Exercise objective —
For the word "about", report how many lines of the records below contain it, and nothing more.

Provided data —
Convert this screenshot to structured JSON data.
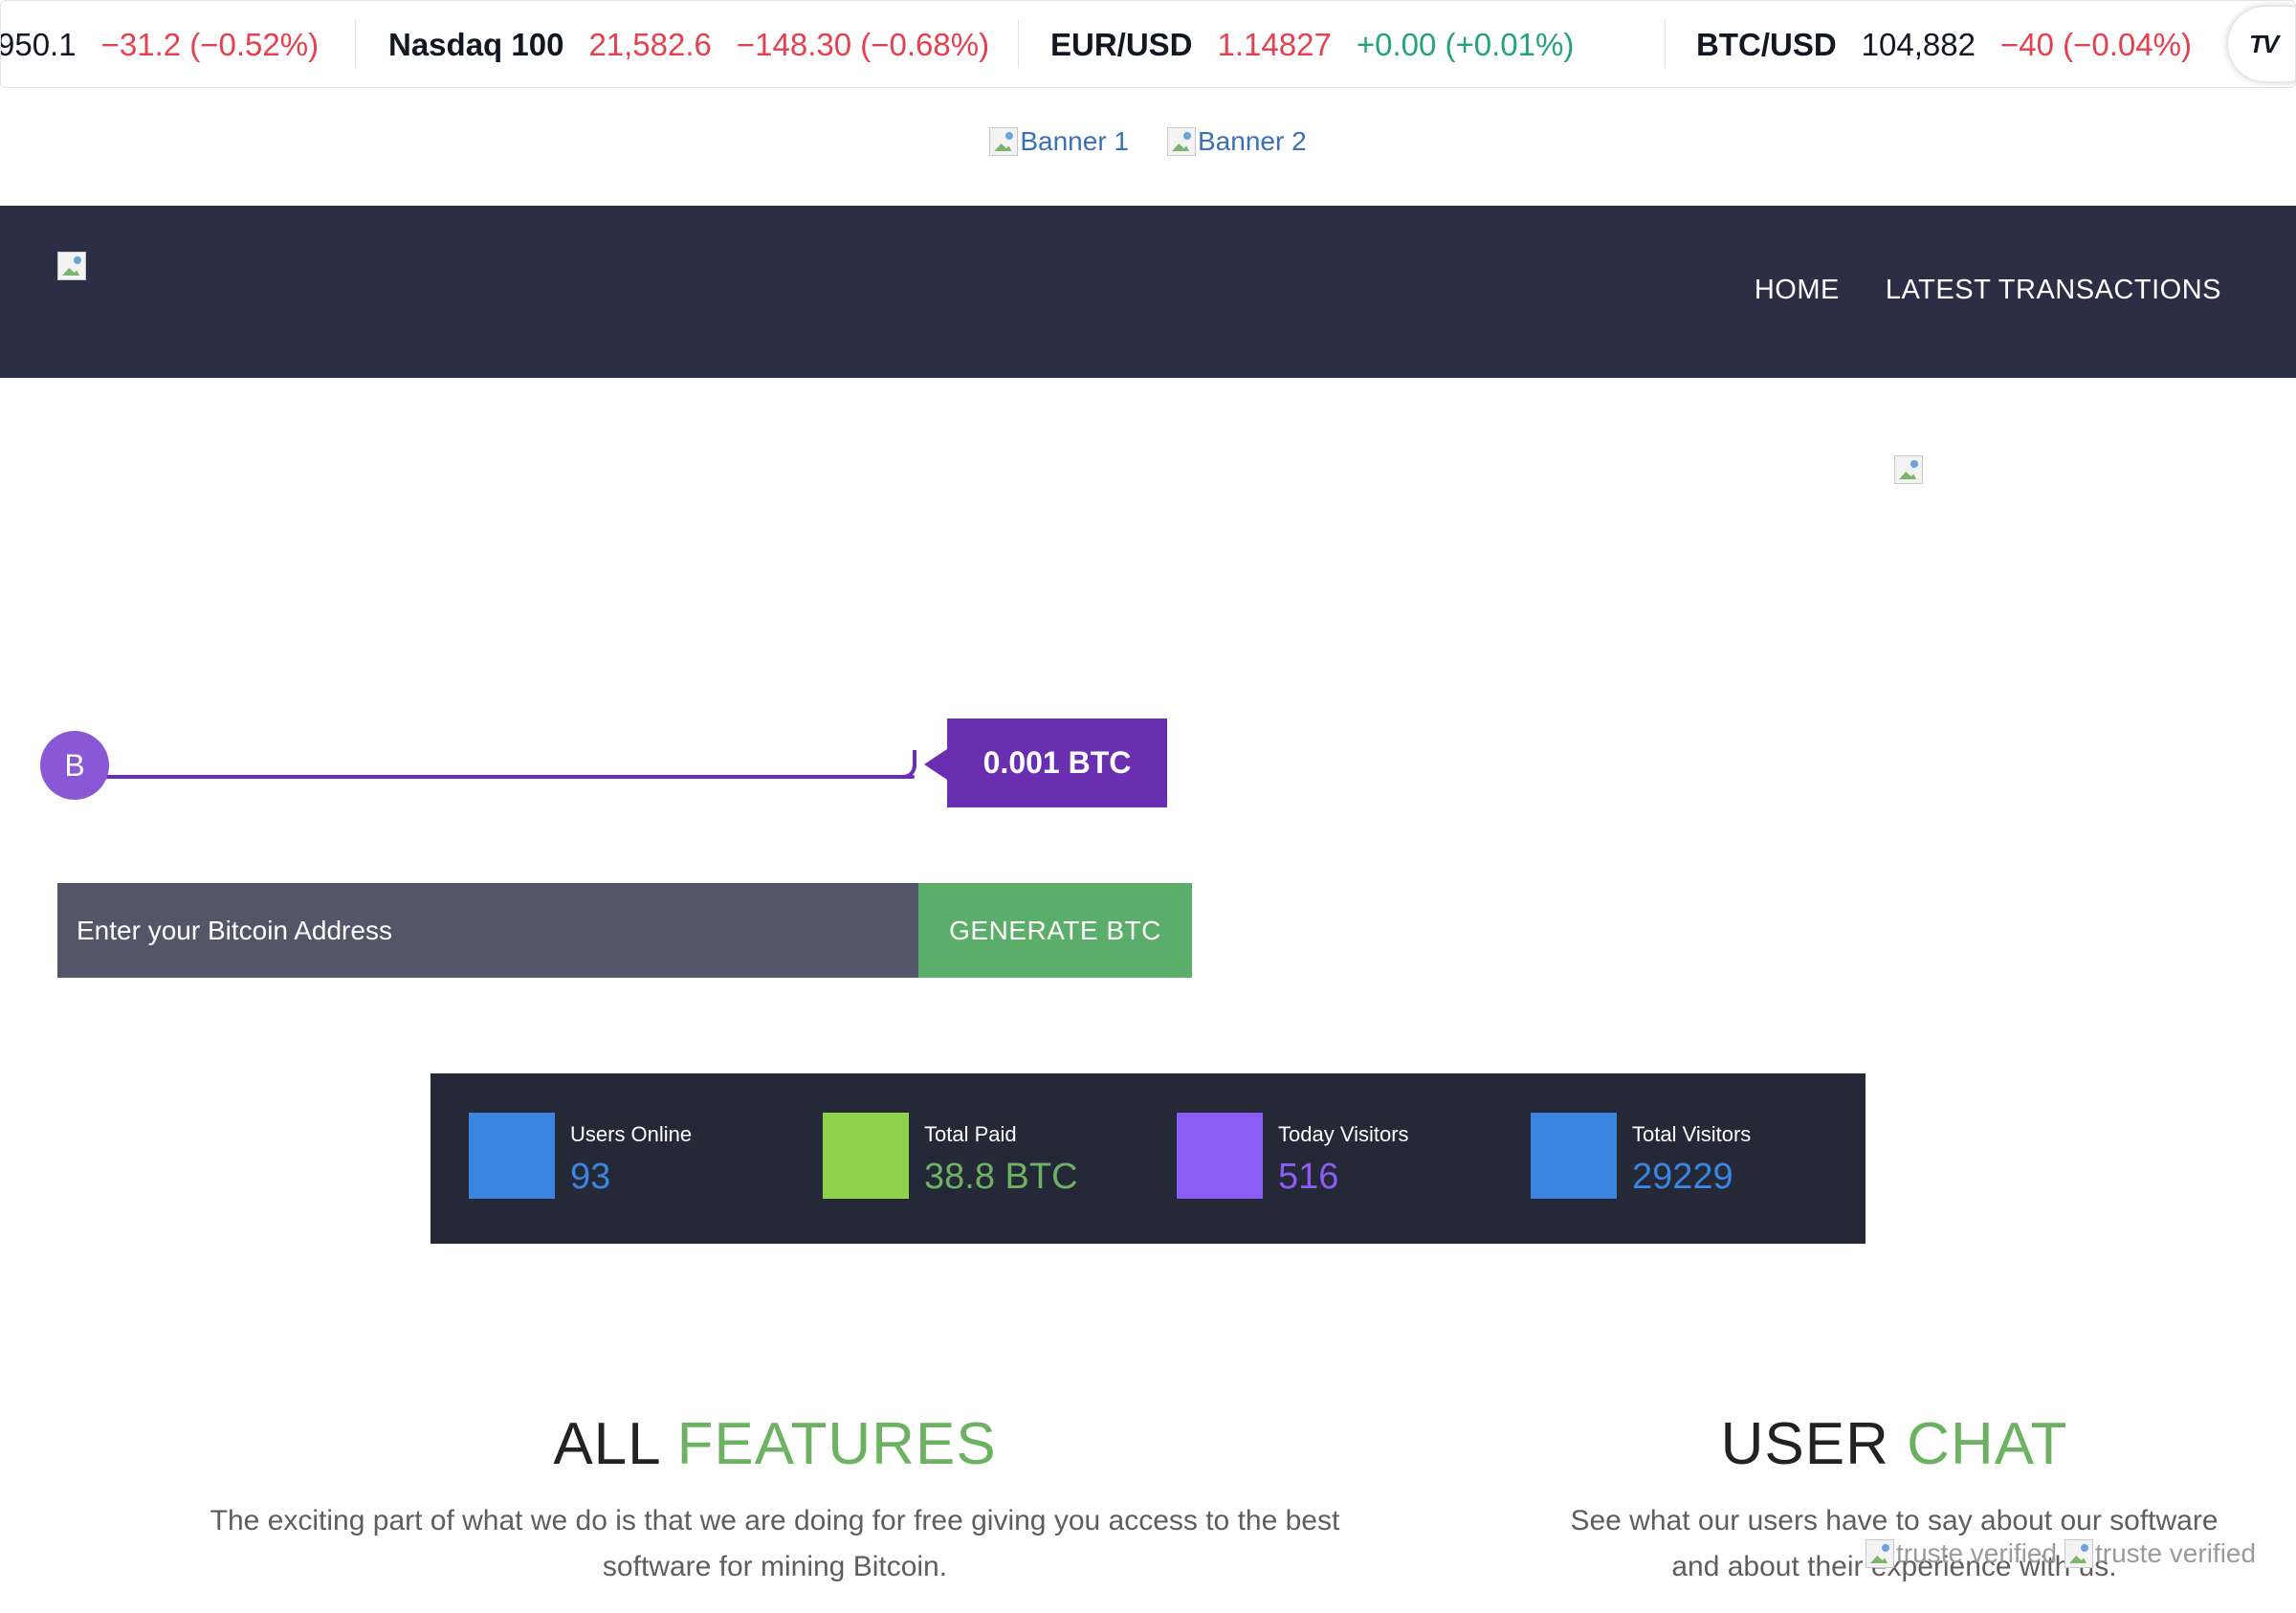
{
  "ticker": [
    {
      "symbol": "",
      "price": "950.1",
      "change": "−31.2 (−0.52%)"
    },
    {
      "symbol": "Nasdaq 100",
      "price": "21,582.6",
      "change": "−148.30 (−0.68%)"
    },
    {
      "symbol": "EUR/USD",
      "price": "1.14827",
      "change": "+0.00 (+0.01%)"
    },
    {
      "symbol": "BTC/USD",
      "price": "104,882",
      "change": "−40 (−0.04%)"
    }
  ],
  "ticker_logo": "TV",
  "banners": [
    "Banner 1",
    "Banner 2"
  ],
  "nav": {
    "home": "HOME",
    "latest": "LATEST TRANSACTIONS"
  },
  "slider": {
    "handle_label": "B",
    "amount": "0.001 BTC"
  },
  "form": {
    "placeholder": "Enter your Bitcoin Address",
    "button": "GENERATE BTC"
  },
  "stats": [
    {
      "label": "Users Online",
      "value": "93",
      "color": "#3a85e0"
    },
    {
      "label": "Total Paid",
      "value": "38.8 BTC",
      "color": "#8ed34b"
    },
    {
      "label": "Today Visitors",
      "value": "516",
      "color": "#8b5cf6"
    },
    {
      "label": "Total Visitors",
      "value": "29229",
      "color": "#3a85e0"
    }
  ],
  "features": {
    "title_1": "ALL",
    "title_2": "FEATURES",
    "desc_1": "The exciting part of what we do is that we are doing for free giving you access to the best",
    "desc_2": "software for mining Bitcoin."
  },
  "chat": {
    "title_1": "USER",
    "title_2": "CHAT",
    "desc_1": "See what our users have to say about our software",
    "desc_2": "and about their experience with us."
  },
  "truste": [
    "truste verified",
    "truste verified"
  ],
  "colors": {
    "navbar": "#2a2f45",
    "accent_green": "#6cb262",
    "slider_purple": "#6a2fb0"
  }
}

Output of the exercise —
2